Can Meditation Lower Risk of Heart Attack?

An infrequent attender of yoga classes, my favorite part of the yoga experience is naturally the five minute nap allowed at the end of class.  Any form of exercise that ends by laying on a mat and closing my eyes gets my vote.  Of course I assume this is more of a 'cool down' included so participants don't pass out after an hour of standing on their heads or doing downward dog.  It turns out, however that my post-yoga mini nap may be good for heart health.

A recent study shows that transcendental meditation may help prevent death from heart attack and stroke in African Americans suffering from heart disease.  In this five year study, obese African American individuals either attended a 20 minute health education class where educators taught diet and exercise tips or were assigned to a 20 minute transcendental meditation program.   

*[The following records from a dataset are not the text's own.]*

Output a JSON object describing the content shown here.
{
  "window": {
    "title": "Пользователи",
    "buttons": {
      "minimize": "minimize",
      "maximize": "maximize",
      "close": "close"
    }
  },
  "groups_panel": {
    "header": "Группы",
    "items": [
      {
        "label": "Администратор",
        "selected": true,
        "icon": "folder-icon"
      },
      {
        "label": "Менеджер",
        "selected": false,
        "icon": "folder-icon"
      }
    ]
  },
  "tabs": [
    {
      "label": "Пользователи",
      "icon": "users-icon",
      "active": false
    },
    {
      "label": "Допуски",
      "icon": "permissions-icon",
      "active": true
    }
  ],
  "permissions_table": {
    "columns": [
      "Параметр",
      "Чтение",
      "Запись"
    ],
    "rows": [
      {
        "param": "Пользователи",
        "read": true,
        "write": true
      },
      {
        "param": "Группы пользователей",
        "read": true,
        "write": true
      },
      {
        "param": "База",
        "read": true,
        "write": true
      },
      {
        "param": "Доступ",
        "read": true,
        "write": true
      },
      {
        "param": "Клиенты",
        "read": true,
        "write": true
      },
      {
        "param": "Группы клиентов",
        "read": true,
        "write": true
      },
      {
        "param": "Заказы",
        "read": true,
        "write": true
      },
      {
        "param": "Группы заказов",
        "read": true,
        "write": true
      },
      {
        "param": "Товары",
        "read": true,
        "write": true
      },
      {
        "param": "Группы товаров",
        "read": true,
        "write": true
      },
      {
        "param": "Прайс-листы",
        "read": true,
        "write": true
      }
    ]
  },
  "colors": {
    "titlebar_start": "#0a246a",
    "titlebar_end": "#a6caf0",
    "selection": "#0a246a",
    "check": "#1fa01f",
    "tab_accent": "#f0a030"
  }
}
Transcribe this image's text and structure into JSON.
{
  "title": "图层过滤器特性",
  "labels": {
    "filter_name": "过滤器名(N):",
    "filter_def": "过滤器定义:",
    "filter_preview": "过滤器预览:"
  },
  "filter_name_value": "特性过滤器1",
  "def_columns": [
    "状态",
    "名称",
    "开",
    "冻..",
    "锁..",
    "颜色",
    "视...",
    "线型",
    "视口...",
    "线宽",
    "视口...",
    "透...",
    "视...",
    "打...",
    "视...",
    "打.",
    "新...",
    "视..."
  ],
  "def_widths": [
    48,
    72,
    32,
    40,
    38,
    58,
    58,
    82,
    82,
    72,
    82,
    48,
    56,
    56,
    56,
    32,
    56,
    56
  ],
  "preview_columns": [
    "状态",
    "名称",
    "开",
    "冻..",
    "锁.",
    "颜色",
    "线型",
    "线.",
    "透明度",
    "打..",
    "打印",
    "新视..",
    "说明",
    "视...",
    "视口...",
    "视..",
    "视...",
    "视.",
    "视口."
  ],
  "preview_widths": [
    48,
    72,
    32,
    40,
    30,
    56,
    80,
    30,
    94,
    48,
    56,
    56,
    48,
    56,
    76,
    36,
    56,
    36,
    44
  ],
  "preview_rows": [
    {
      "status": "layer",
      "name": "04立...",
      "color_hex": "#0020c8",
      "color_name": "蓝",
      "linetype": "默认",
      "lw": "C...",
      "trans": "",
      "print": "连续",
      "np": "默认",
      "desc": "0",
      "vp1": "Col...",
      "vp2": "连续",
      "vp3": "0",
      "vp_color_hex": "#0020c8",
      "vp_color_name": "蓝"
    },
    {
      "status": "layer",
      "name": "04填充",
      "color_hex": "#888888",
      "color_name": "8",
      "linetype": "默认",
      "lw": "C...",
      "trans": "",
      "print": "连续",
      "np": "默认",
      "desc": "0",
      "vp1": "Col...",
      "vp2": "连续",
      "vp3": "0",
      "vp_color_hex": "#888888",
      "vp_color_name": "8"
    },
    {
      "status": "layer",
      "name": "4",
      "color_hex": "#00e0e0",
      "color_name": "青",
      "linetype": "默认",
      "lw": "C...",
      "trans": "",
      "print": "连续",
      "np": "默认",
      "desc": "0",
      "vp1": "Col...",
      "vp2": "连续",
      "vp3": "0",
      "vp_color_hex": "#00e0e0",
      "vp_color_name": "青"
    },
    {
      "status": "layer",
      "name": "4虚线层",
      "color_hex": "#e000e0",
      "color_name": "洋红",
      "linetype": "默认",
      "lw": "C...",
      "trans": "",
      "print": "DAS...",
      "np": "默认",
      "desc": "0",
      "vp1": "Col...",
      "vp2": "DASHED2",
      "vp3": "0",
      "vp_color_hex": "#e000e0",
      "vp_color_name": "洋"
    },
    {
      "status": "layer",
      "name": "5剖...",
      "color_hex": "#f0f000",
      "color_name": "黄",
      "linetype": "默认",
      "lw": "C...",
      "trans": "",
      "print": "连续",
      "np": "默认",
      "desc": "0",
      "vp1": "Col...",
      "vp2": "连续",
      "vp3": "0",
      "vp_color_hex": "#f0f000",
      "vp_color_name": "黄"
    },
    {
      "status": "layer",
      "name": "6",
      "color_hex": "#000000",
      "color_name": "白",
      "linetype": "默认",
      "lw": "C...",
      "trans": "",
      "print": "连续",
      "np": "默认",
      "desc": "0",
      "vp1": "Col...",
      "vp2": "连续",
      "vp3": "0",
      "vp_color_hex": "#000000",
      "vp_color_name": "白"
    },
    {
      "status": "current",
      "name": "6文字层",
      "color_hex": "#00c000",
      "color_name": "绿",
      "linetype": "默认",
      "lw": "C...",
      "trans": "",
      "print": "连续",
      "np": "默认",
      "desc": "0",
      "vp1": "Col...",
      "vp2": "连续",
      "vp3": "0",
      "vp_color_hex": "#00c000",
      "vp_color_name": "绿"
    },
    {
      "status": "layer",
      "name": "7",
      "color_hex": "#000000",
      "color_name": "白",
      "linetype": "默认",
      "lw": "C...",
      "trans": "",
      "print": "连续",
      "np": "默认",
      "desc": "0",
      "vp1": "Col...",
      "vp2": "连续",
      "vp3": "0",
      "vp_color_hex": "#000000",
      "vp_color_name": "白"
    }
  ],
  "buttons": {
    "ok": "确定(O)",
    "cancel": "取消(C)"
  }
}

After five years, participants in the transcendental meditation group had a 48% reduction in overall risk of heart attack, stroke and death compared to those in the health education group.  Meditation participants also had a 5mmHG drop in blood pressure and reported decreases in anger levels.  They were also more likely to stop smoking than participants in the education group.  Most participants in the study meditated for 20 minutes an average of 8.5 times each week.  Individuals who meditated 14 times each week experienced even better outcomes than those who meditated less.

Although this study included only a small number of participants and needs to be researched further, it has excellent implications for our patients.  Meditation requires little skill, has zero negative side effects and best of all it's free!  Nurse practitioners should consider recommending meditation to their heart disease patients (with an open mind).